● WORK REQUEST: Would you please return every line from the listing that contains the word "minutes"?

#####

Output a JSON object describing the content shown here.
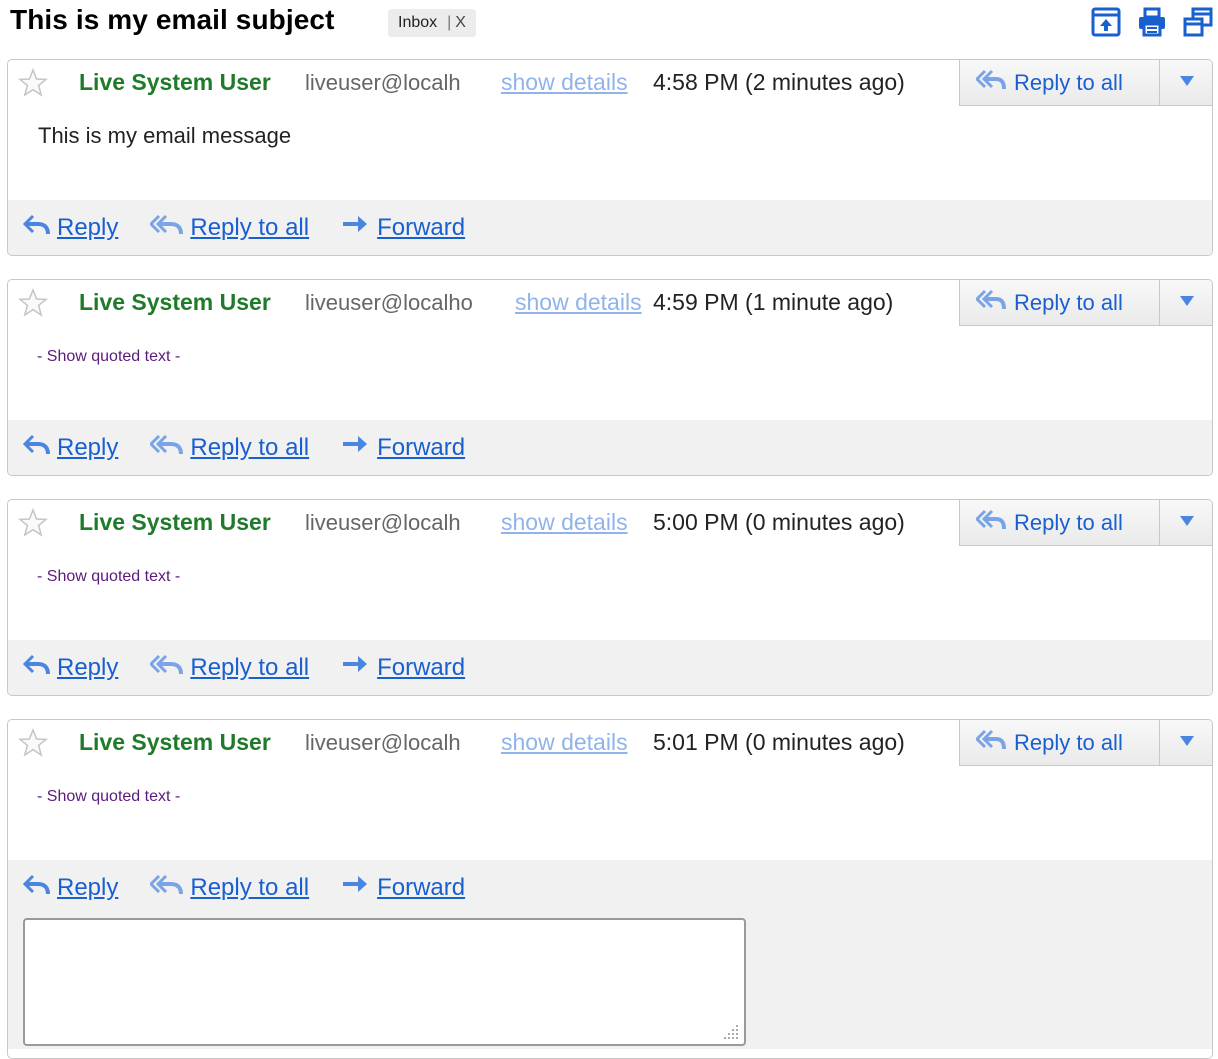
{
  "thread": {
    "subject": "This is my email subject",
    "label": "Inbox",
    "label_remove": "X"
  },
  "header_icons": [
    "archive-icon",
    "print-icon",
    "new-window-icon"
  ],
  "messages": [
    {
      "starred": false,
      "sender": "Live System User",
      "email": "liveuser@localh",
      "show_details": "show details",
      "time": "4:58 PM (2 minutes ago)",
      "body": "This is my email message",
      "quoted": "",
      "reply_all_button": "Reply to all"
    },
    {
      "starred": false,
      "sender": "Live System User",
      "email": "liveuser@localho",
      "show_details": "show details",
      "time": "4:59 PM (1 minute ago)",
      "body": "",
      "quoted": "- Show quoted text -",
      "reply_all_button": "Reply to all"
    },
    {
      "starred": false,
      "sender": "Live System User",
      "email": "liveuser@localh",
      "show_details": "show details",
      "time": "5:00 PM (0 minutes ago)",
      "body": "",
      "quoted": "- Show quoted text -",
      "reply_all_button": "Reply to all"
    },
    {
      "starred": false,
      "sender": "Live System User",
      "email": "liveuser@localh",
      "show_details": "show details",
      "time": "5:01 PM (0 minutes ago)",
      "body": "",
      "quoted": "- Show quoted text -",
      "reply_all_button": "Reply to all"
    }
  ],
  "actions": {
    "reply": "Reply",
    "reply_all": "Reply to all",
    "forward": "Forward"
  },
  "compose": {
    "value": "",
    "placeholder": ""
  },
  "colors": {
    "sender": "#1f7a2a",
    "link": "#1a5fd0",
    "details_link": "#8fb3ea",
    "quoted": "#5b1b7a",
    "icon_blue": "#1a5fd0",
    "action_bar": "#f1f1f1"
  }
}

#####

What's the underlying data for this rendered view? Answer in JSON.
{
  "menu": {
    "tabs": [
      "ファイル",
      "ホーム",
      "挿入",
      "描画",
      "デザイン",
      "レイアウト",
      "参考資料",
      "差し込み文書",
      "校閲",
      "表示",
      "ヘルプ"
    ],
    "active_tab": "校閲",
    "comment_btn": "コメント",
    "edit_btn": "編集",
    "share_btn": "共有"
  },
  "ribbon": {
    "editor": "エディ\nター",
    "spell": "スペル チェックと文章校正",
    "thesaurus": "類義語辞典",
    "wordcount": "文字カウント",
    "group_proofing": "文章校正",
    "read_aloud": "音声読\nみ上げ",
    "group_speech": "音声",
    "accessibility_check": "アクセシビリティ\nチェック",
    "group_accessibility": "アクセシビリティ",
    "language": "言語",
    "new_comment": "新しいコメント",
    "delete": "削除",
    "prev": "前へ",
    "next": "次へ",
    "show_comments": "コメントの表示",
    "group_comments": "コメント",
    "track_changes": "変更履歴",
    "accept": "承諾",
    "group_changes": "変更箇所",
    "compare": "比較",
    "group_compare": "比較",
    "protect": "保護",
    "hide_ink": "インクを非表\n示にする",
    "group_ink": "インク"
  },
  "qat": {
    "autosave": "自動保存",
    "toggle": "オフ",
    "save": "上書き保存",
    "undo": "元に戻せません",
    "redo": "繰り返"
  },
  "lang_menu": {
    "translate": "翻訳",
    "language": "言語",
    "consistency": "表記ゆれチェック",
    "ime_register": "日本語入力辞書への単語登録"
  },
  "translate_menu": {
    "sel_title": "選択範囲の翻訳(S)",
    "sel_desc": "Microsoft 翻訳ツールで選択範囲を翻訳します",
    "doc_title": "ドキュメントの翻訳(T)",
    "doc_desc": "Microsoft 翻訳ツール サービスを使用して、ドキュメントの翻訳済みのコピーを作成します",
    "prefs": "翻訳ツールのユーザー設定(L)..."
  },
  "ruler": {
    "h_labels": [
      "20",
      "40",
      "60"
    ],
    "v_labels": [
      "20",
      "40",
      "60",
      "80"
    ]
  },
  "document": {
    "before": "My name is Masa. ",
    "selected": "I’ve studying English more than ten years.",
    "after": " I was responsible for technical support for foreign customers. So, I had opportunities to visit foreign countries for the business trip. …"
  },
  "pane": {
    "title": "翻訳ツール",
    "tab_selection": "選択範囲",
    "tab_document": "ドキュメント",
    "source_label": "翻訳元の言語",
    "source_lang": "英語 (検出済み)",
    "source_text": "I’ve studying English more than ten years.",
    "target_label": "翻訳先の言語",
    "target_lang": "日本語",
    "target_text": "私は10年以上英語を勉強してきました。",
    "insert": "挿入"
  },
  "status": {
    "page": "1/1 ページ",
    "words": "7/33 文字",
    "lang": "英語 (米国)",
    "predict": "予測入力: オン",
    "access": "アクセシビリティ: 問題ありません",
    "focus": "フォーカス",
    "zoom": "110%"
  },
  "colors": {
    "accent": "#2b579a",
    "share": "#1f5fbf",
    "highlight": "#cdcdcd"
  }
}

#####

● THE ANSWER:
      "time": "4:58 PM (2 minutes ago)",
      "time": "5:00 PM (0 minutes ago)",
      "time": "5:01 PM (0 minutes ago)",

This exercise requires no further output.